Identity, migration and mobility are at the core of my ongoing project ‘The grass is always greener on the other side’. The series draws upon my personal experience of being an immigrant. After almost 10 years of living in London I decided to leave the United Kingdom and move to Berlin. The life event of relocating to another country instead of going back to my homeland was a trigger to reflections on contemporary nomadism and an ability to assimilate in other societies at the times of a globalised world.

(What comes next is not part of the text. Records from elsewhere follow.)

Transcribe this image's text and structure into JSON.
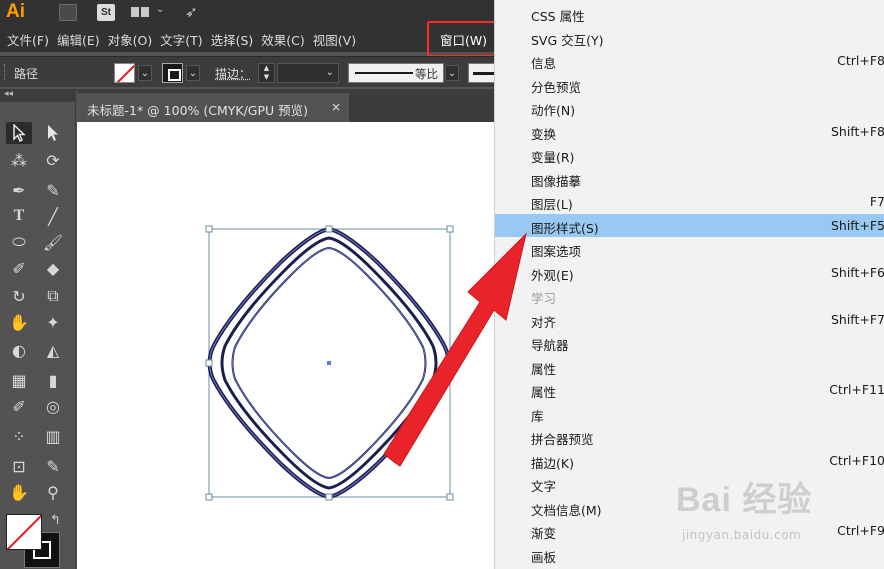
{
  "app": {
    "logo_text": "Ai",
    "bridge_icon": "bridge-icon",
    "stock_label": "St",
    "colors": {
      "accent": "#ff9a00",
      "highlight": "#99c9f3",
      "annotation": "#ff2a2a"
    }
  },
  "menubar": {
    "items": [
      "文件(F)",
      "编辑(E)",
      "对象(O)",
      "文字(T)",
      "选择(S)",
      "效果(C)",
      "视图(V)"
    ],
    "window_menu": "窗口(W)"
  },
  "controlbar": {
    "selection_label": "路径",
    "stroke_label": "描边：",
    "stroke_weight": "",
    "profile_label": "等比"
  },
  "document": {
    "tab_title": "未标题-1* @ 100% (CMYK/GPU 预览)",
    "close_glyph": "×"
  },
  "window_menu_items": [
    {
      "label": "CSS 属性",
      "shortcut": ""
    },
    {
      "label": "SVG 交互(Y)",
      "shortcut": ""
    },
    {
      "label": "信息",
      "shortcut": "Ctrl+F8"
    },
    {
      "label": "分色预览",
      "shortcut": ""
    },
    {
      "label": "动作(N)",
      "shortcut": ""
    },
    {
      "label": "变换",
      "shortcut": "Shift+F8"
    },
    {
      "label": "变量(R)",
      "shortcut": ""
    },
    {
      "label": "图像描摹",
      "shortcut": ""
    },
    {
      "label": "图层(L)",
      "shortcut": "F7"
    },
    {
      "label": "图形样式(S)",
      "shortcut": "Shift+F5",
      "highlighted": true
    },
    {
      "label": "图案选项",
      "shortcut": ""
    },
    {
      "label": "外观(E)",
      "shortcut": "Shift+F6"
    },
    {
      "label": "学习",
      "shortcut": "",
      "disabled": true
    },
    {
      "label": "对齐",
      "shortcut": "Shift+F7"
    },
    {
      "label": "导航器",
      "shortcut": ""
    },
    {
      "label": "属性",
      "shortcut": ""
    },
    {
      "label": "属性",
      "shortcut": "Ctrl+F11"
    },
    {
      "label": "库",
      "shortcut": ""
    },
    {
      "label": "拼合器预览",
      "shortcut": ""
    },
    {
      "label": "描边(K)",
      "shortcut": "Ctrl+F10"
    },
    {
      "label": "文字",
      "shortcut": ""
    },
    {
      "label": "文档信息(M)",
      "shortcut": ""
    },
    {
      "label": "渐变",
      "shortcut": "Ctrl+F9"
    },
    {
      "label": "画板",
      "shortcut": ""
    }
  ],
  "watermark": {
    "logo": "Bai 经验",
    "url": "jingyan.baidu.com"
  },
  "tools": [
    "selection-tool-icon",
    "direct-selection-tool-icon",
    "magic-wand-tool-icon",
    "lasso-tool-icon",
    "pen-tool-icon",
    "curvature-tool-icon",
    "type-tool-icon",
    "line-segment-tool-icon",
    "ellipse-tool-icon",
    "paintbrush-tool-icon",
    "shaper-tool-icon",
    "eraser-tool-icon",
    "rotate-tool-icon",
    "scale-tool-icon",
    "warp-tool-icon",
    "puppet-warp-tool-icon",
    "shape-builder-tool-icon",
    "perspective-grid-tool-icon",
    "mesh-tool-icon",
    "gradient-tool-icon",
    "eyedropper-tool-icon",
    "blend-tool-icon",
    "symbol-sprayer-tool-icon",
    "column-graph-tool-icon",
    "artboard-tool-icon",
    "slice-tool-icon",
    "hand-tool-icon",
    "zoom-tool-icon"
  ]
}
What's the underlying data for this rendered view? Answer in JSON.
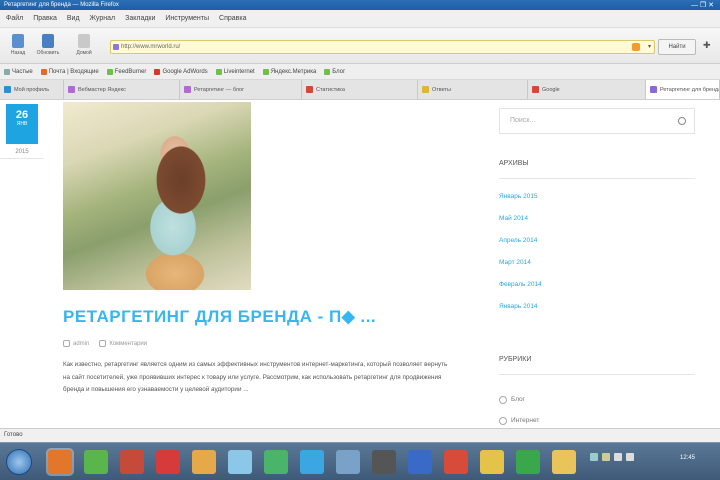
{
  "window": {
    "title": "Ретаргетинг для бренда — Mozilla Firefox",
    "controls": "— ❐ ✕"
  },
  "menu": [
    "Файл",
    "Правка",
    "Вид",
    "Журнал",
    "Закладки",
    "Инструменты",
    "Справка"
  ],
  "toolbar": {
    "buttons": [
      {
        "label": "Назад",
        "color": "#5a8fd0"
      },
      {
        "label": "Обновить",
        "color": "#4b7fc4"
      },
      {
        "label": "Домой",
        "color": "#c9c9c9"
      }
    ],
    "address_value": "http://www.mrworld.ru/",
    "go_label": "Найти",
    "extra_icon": "puzzle-icon"
  },
  "bookmarks": [
    {
      "label": "Частые",
      "color": "#8aa"
    },
    {
      "label": "Почта | Входящие",
      "color": "#e46a2a"
    },
    {
      "label": "FeedBurner",
      "color": "#6fbf4a"
    },
    {
      "label": "Google AdWords",
      "color": "#d63a2a"
    },
    {
      "label": "Liveinternet",
      "color": "#6fbf4a"
    },
    {
      "label": "Яндекс.Метрика",
      "color": "#6fbf4a"
    },
    {
      "label": "Блог",
      "color": "#6fbf4a"
    }
  ],
  "tabs": [
    {
      "label": "Мой профиль",
      "color": "#2a8fd8",
      "active": false
    },
    {
      "label": "Вебмастер Яндекс",
      "color": "#b06ad8",
      "active": false
    },
    {
      "label": "Ретаргетинг — блог",
      "color": "#b06ad8",
      "active": false
    },
    {
      "label": "Статистика",
      "color": "#d04a3a",
      "active": false
    },
    {
      "label": "Ответы",
      "color": "#e0b43a",
      "active": false
    },
    {
      "label": "Google",
      "color": "#d04a3a",
      "active": false
    },
    {
      "label": "Ретаргетинг для бренда",
      "color": "#8a6ad8",
      "active": true
    }
  ],
  "post": {
    "day": "26",
    "month": "ЯНВ",
    "year": "2015",
    "title": "РЕТАРГЕТИНГ ДЛЯ БРЕНДА - П◆ ...",
    "author": "admin",
    "comments": "Комментарии",
    "excerpt": "Как известно, ретаргетинг является одним из самых эффективных инструментов интернет-маркетинга, который позволяет вернуть на сайт посетителей, уже проявивших интерес к товару или услуге. Рассмотрим, как использовать ретаргетинг для продвижения бренда и повышения его узнаваемости у целевой аудитории ..."
  },
  "sidebar": {
    "search_placeholder": "Поиск...",
    "archive_title": "Архивы",
    "archive": [
      "Январь 2015",
      "Май 2014",
      "Апрель 2014",
      "Март 2014",
      "Февраль 2014",
      "Январь 2014"
    ],
    "categories_title": "Рубрики",
    "categories": [
      "Блог",
      "Интернет"
    ]
  },
  "status_text": "Готово",
  "taskbar": {
    "icons": [
      {
        "name": "firefox-icon",
        "color": "#e2762a"
      },
      {
        "name": "chrome-icon",
        "color": "#5ab54a"
      },
      {
        "name": "app-icon-3",
        "color": "#c64a3a"
      },
      {
        "name": "app-icon-4",
        "color": "#d63a3a"
      },
      {
        "name": "app-icon-5",
        "color": "#e5a94a"
      },
      {
        "name": "app-icon-6",
        "color": "#8cc7e8"
      },
      {
        "name": "app-icon-7",
        "color": "#4ab56a"
      },
      {
        "name": "skype-icon",
        "color": "#3aa7e3"
      },
      {
        "name": "app-icon-9",
        "color": "#7aa2c8"
      },
      {
        "name": "app-icon-10",
        "color": "#555"
      },
      {
        "name": "app-icon-11",
        "color": "#3a6ac8"
      },
      {
        "name": "app-icon-12",
        "color": "#d84a3a"
      },
      {
        "name": "app-icon-13",
        "color": "#e5c24a"
      },
      {
        "name": "app-icon-14",
        "color": "#3aa74a"
      },
      {
        "name": "folder-icon",
        "color": "#e8c45a"
      }
    ],
    "clock": "12:45"
  }
}
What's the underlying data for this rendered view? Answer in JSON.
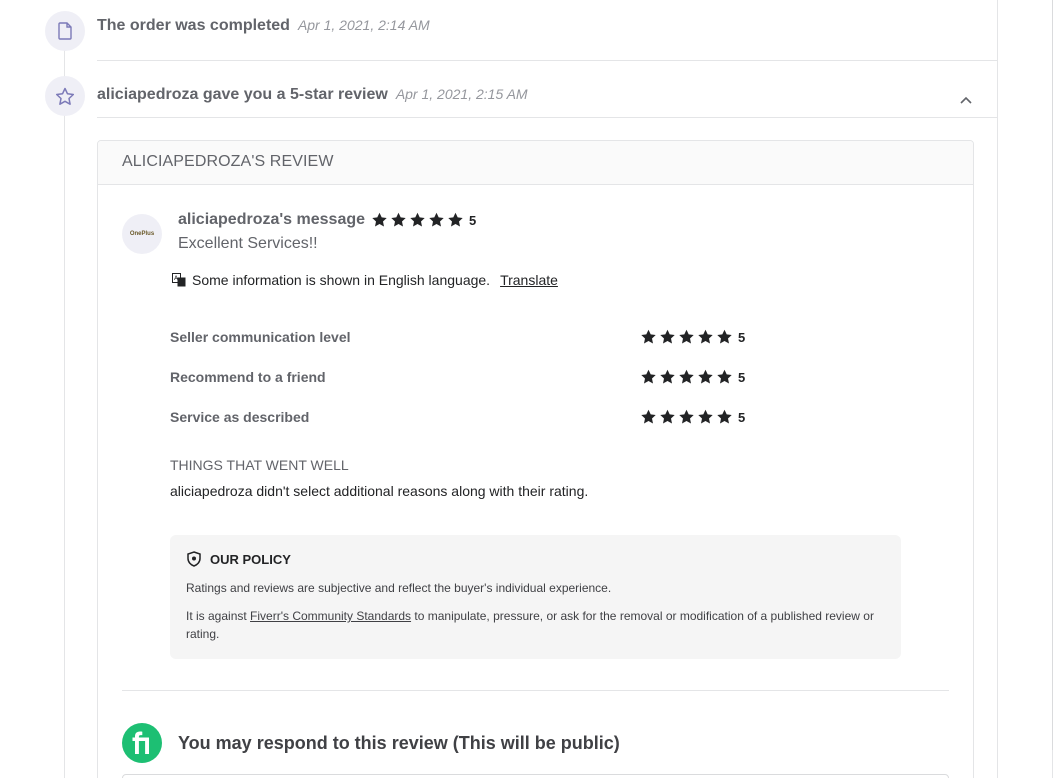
{
  "events": [
    {
      "title": "The order was completed",
      "time": "Apr 1, 2021, 2:14 AM",
      "icon": "document-icon"
    },
    {
      "title": "aliciapedroza gave you a 5-star review",
      "time": "Apr 1, 2021, 2:15 AM",
      "icon": "star-outline-icon"
    }
  ],
  "review": {
    "header": "ALICIAPEDROZA'S REVIEW",
    "avatar_text": "OnePlus",
    "message_name": "aliciapedroza's message",
    "overall_rating": "5",
    "message": "Excellent Services!!",
    "translate_notice": "Some information is shown in English language.",
    "translate_link": "Translate",
    "criteria": [
      {
        "label": "Seller communication level",
        "rating": "5"
      },
      {
        "label": "Recommend to a friend",
        "rating": "5"
      },
      {
        "label": "Service as described",
        "rating": "5"
      }
    ],
    "went_well_title": "THINGS THAT WENT WELL",
    "went_well_text": "aliciapedroza didn't select additional reasons along with their rating.",
    "policy": {
      "title": "OUR POLICY",
      "text1": "Ratings and reviews are subjective and reflect the buyer's individual experience.",
      "text2_before": "It is against ",
      "text2_link": "Fiverr's Community Standards",
      "text2_after": " to manipulate, pressure, or ask for the removal or modification of a published review or rating."
    },
    "respond_text": "You may respond to this review (This will be public)"
  },
  "colors": {
    "brand_green": "#1dbf73",
    "star": "#222325",
    "icon_bg": "#efeff6",
    "icon_purple": "#7c7ab8"
  }
}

The project examines how media, in particular the Internet, affects our sense of belonging. As never before on this scale, we are instantly and constantly connected through our mobile and pocket devices to the virtual world which in principle allow us to be in two places simultaneously, rising, however, our perplexing sense of in-betweenness. Being neither present there, nor fully present here, I went on a quest with Google Maps in search of my cultural and national identity. I adopted New Topographics style to capture images and to map changes that my homeland has undergone. The resulting photographs reveal Poland torn between modernisation and tradition, between affluence and poverty, as an another country of the rising inequality.